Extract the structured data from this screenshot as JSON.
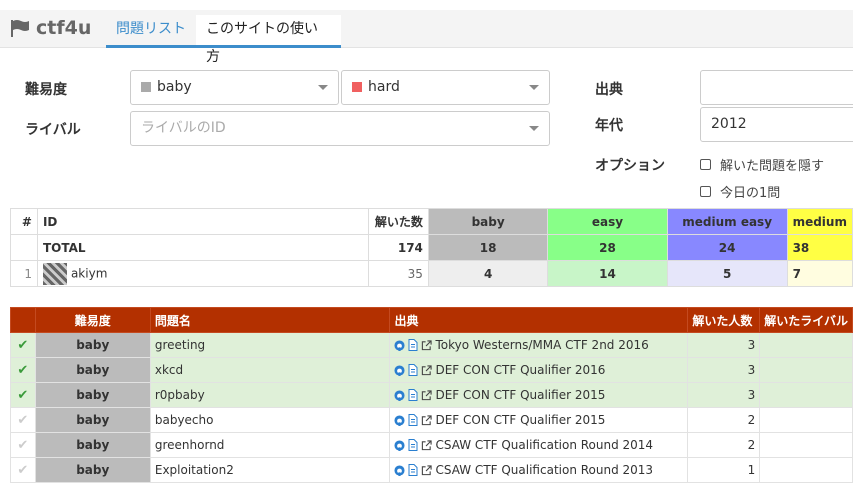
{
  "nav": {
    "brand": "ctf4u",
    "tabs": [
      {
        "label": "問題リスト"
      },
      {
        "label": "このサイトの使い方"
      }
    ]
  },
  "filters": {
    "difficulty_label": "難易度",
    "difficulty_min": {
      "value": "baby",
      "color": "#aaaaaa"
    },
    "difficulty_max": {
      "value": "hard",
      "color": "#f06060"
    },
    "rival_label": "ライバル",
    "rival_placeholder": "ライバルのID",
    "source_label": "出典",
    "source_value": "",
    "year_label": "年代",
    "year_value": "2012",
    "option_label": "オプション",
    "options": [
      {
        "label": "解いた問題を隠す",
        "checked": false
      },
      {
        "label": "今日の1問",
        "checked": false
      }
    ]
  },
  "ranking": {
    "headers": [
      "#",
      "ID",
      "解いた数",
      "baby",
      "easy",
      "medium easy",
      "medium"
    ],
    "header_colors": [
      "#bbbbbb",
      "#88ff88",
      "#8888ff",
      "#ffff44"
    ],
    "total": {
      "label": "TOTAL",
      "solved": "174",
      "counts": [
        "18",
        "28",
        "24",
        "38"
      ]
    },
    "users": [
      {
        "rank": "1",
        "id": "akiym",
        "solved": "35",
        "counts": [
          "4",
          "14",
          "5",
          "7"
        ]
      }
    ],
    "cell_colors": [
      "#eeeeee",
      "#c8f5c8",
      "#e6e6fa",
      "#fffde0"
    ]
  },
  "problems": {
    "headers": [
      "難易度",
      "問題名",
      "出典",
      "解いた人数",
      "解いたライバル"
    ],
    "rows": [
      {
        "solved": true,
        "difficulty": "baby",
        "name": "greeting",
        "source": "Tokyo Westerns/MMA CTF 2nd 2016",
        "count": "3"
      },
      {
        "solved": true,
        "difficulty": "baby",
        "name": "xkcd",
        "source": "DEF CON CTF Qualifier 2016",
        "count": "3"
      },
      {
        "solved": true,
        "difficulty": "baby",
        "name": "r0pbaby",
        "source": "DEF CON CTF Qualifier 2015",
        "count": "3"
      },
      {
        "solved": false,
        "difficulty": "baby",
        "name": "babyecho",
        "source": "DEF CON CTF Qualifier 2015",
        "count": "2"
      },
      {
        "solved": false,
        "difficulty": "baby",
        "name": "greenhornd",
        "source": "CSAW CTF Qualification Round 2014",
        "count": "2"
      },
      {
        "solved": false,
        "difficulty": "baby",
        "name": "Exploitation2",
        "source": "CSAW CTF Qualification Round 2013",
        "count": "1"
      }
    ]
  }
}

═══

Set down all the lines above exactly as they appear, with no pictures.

Extract the structured data from this screenshot as JSON.
{
  "nav": {
    "brand": "ctf4u",
    "tabs": [
      {
        "label": "問題リスト"
      },
      {
        "label": "このサイトの使い方"
      }
    ]
  },
  "filters": {
    "difficulty_label": "難易度",
    "difficulty_min": {
      "value": "baby",
      "color": "#aaaaaa"
    },
    "difficulty_max": {
      "value": "hard",
      "color": "#f06060"
    },
    "rival_label": "ライバル",
    "rival_placeholder": "ライバルのID",
    "source_label": "出典",
    "source_value": "",
    "year_label": "年代",
    "year_value": "2012",
    "option_label": "オプション",
    "options": [
      {
        "label": "解いた問題を隠す",
        "checked": false
      },
      {
        "label": "今日の1問",
        "checked": false
      }
    ]
  },
  "ranking": {
    "headers": [
      "#",
      "ID",
      "解いた数",
      "baby",
      "easy",
      "medium easy",
      "medium"
    ],
    "header_colors": [
      "#bbbbbb",
      "#88ff88",
      "#8888ff",
      "#ffff44"
    ],
    "total": {
      "label": "TOTAL",
      "solved": "174",
      "counts": [
        "18",
        "28",
        "24",
        "38"
      ]
    },
    "users": [
      {
        "rank": "1",
        "id": "akiym",
        "solved": "35",
        "counts": [
          "4",
          "14",
          "5",
          "7"
        ]
      }
    ],
    "cell_colors": [
      "#eeeeee",
      "#c8f5c8",
      "#e6e6fa",
      "#fffde0"
    ]
  },
  "problems": {
    "headers": [
      "難易度",
      "問題名",
      "出典",
      "解いた人数",
      "解いたライバル"
    ],
    "rows": [
      {
        "solved": true,
        "difficulty": "baby",
        "name": "greeting",
        "source": "Tokyo Westerns/MMA CTF 2nd 2016",
        "count": "3"
      },
      {
        "solved": true,
        "difficulty": "baby",
        "name": "xkcd",
        "source": "DEF CON CTF Qualifier 2016",
        "count": "3"
      },
      {
        "solved": true,
        "difficulty": "baby",
        "name": "r0pbaby",
        "source": "DEF CON CTF Qualifier 2015",
        "count": "3"
      },
      {
        "solved": false,
        "difficulty": "baby",
        "name": "babyecho",
        "source": "DEF CON CTF Qualifier 2015",
        "count": "2"
      },
      {
        "solved": false,
        "difficulty": "baby",
        "name": "greenhornd",
        "source": "CSAW CTF Qualification Round 2014",
        "count": "2"
      },
      {
        "solved": false,
        "difficulty": "baby",
        "name": "Exploitation2",
        "source": "CSAW CTF Qualification Round 2013",
        "count": "1"
      }
    ]
  }
}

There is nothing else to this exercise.